Kroger will slow down its plans to renovate stores — only about 20 percent underwent remodels under its "Restock Kroger" plan, The Wall Street Journal reported. The decision will keep more stores in operation after Kroger laid off hundreds of employees in October.
That means many customers will get to keep the experience they're used to. Kroger, the largest supermarket chain in the U.S., is figuring out its place among online delivery services like Amazon Fresh, high-end grocery stores like Wegmans and discounters like Lidl.
Things already seem to be looking up for Kroger since September. Kroger CEO Rodney McMullen told analysts last month that the company was not "reconfirming" its three-year projection of $400 million in incremental operating profit tied to "Restock Kroger."
The profit warning sent shares tumbling even as Kroger reported quarterly profit that topped Wall Street's expectations.
But earlier in November, Kroger released a more optimistic forecast for 2020 profit and comparable sales, sending shares up 10 percent.
"Restock Kroger" was announced in 2017 as a three-year, $9 billion plan to redefine the customer experience through its digital and technology units, including a focus on its e-commerce platform.

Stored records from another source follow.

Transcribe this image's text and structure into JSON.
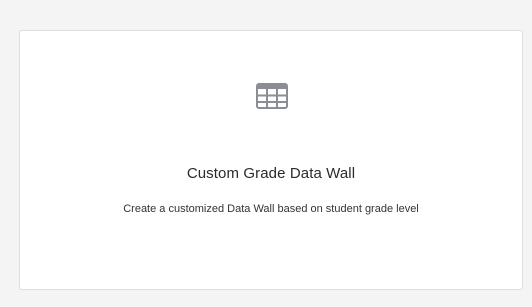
{
  "card": {
    "title": "Custom Grade Data Wall",
    "description": "Create a customized Data Wall based on student grade level",
    "icon": "grid-table-icon",
    "icon_color": "#8a8d96"
  }
}
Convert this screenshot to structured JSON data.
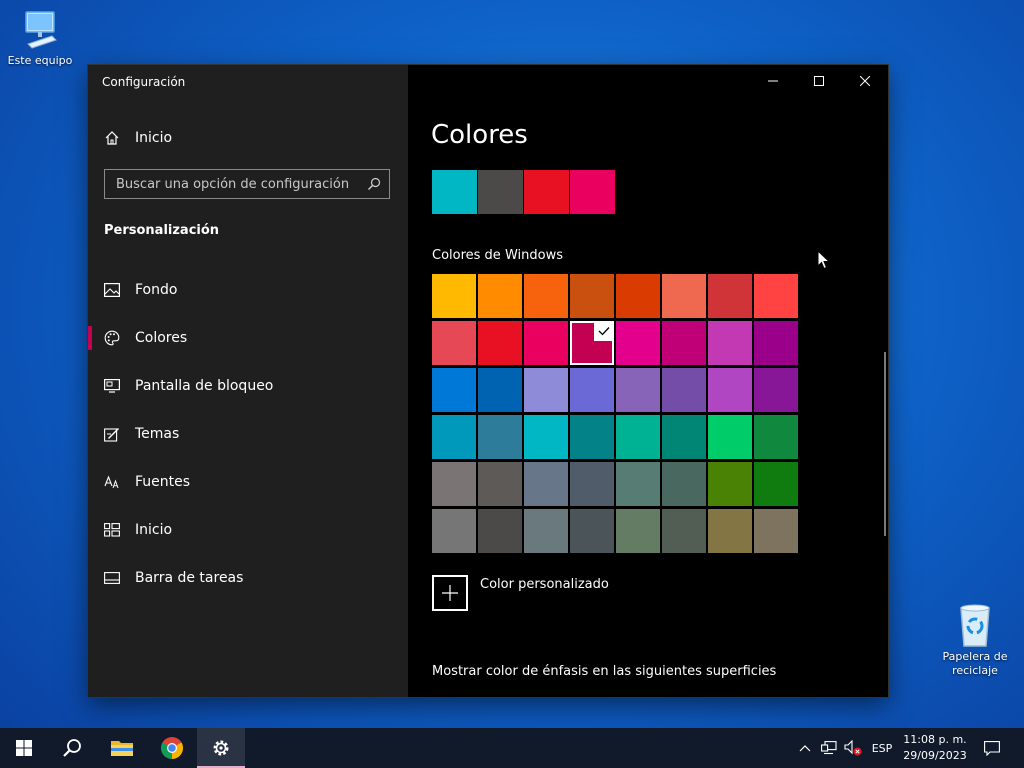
{
  "desktop": {
    "this_pc_label": "Este equipo",
    "recycle_bin_label": "Papelera de reciclaje"
  },
  "window": {
    "title": "Configuración",
    "search_placeholder": "Buscar una opción de configuración",
    "home_label": "Inicio",
    "section_title": "Personalización",
    "nav": [
      {
        "label": "Fondo",
        "icon": "picture-icon"
      },
      {
        "label": "Colores",
        "icon": "palette-icon",
        "active": true
      },
      {
        "label": "Pantalla de bloqueo",
        "icon": "lock-screen-icon"
      },
      {
        "label": "Temas",
        "icon": "themes-icon"
      },
      {
        "label": "Fuentes",
        "icon": "fonts-icon"
      },
      {
        "label": "Inicio",
        "icon": "start-icon"
      },
      {
        "label": "Barra de tareas",
        "icon": "taskbar-icon"
      }
    ]
  },
  "content": {
    "title": "Colores",
    "recent_colors": [
      "#00b7c3",
      "#4c4a48",
      "#e81123",
      "#ea005e"
    ],
    "windows_colors_title": "Colores de Windows",
    "windows_colors": [
      "#ffb900",
      "#ff8c00",
      "#f7630c",
      "#ca5010",
      "#da3b01",
      "#ef6950",
      "#d13438",
      "#ff4343",
      "#e74856",
      "#e81123",
      "#ea005e",
      "#c30052",
      "#e3008c",
      "#bf0077",
      "#c239b3",
      "#9a0089",
      "#0078d7",
      "#0063b1",
      "#8e8cd8",
      "#6b69d6",
      "#8764b8",
      "#744da9",
      "#b146c2",
      "#881798",
      "#0099bc",
      "#2d7d9a",
      "#00b7c3",
      "#038387",
      "#00b294",
      "#018574",
      "#00cc6a",
      "#10893e",
      "#7a7574",
      "#5d5a58",
      "#68768a",
      "#515c6b",
      "#567c73",
      "#486860",
      "#498205",
      "#107c10",
      "#767676",
      "#4c4a48",
      "#69797e",
      "#4a5459",
      "#647c64",
      "#525e54",
      "#847545",
      "#7e735f"
    ],
    "selected_color": "#c30052",
    "custom_color_label": "Color personalizado",
    "show_accent_label": "Mostrar color de énfasis en las siguientes superficies"
  },
  "taskbar": {
    "language": "ESP",
    "time": "11:08 p. m.",
    "date": "29/09/2023"
  }
}
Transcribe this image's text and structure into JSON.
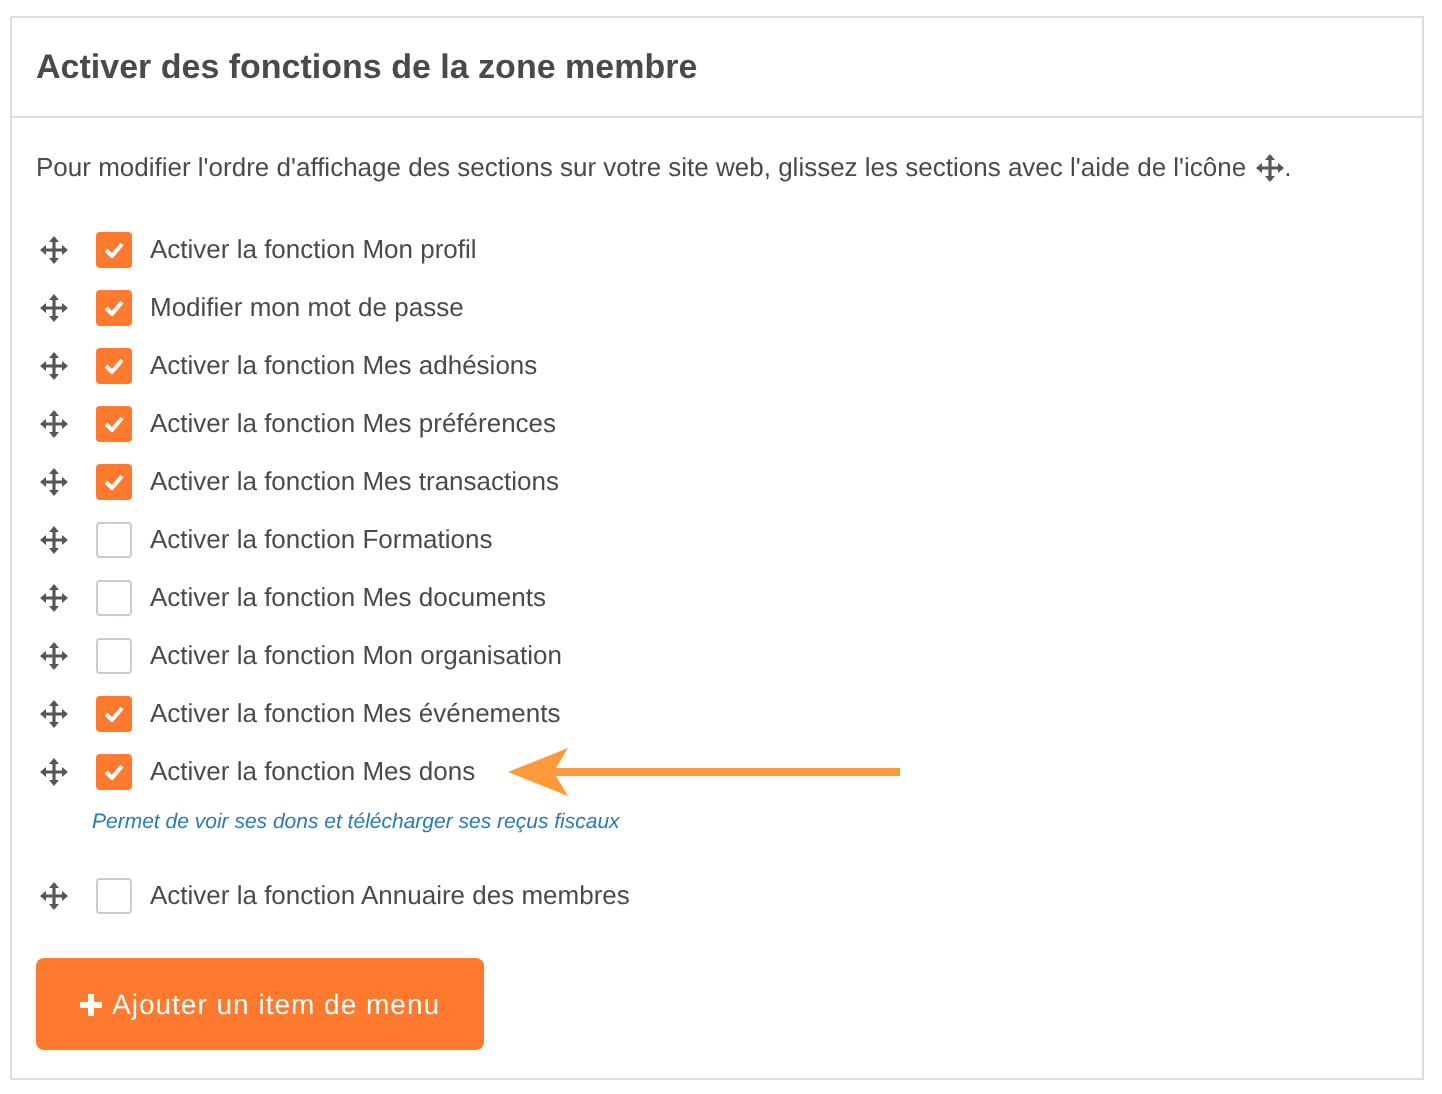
{
  "panel": {
    "title": "Activer des fonctions de la zone membre",
    "intro": "Pour modifier l'ordre d'affichage des sections sur votre site web, glissez les sections avec l'aide de l'icône",
    "intro_end": "."
  },
  "items": [
    {
      "label": "Activer la fonction Mon profil",
      "checked": true
    },
    {
      "label": "Modifier mon mot de passe",
      "checked": true
    },
    {
      "label": "Activer la fonction Mes adhésions",
      "checked": true
    },
    {
      "label": "Activer la fonction Mes préférences",
      "checked": true
    },
    {
      "label": "Activer la fonction Mes transactions",
      "checked": true
    },
    {
      "label": "Activer la fonction Formations",
      "checked": false
    },
    {
      "label": "Activer la fonction Mes documents",
      "checked": false
    },
    {
      "label": "Activer la fonction Mon organisation",
      "checked": false
    },
    {
      "label": "Activer la fonction Mes événements",
      "checked": true
    },
    {
      "label": "Activer la fonction Mes dons",
      "checked": true,
      "pointed": true,
      "note": "Permet de voir ses dons et télécharger ses reçus fiscaux"
    },
    {
      "label": "Activer la fonction Annuaire des membres",
      "checked": false
    }
  ],
  "add_button": "Ajouter un item de menu"
}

The chain has been around for 136 years.
FOX Business' inquiry to Kroger was not returned at the time of publication.
FOX Business' Thomas Barrabi and Matthew Kazin contributed to this report.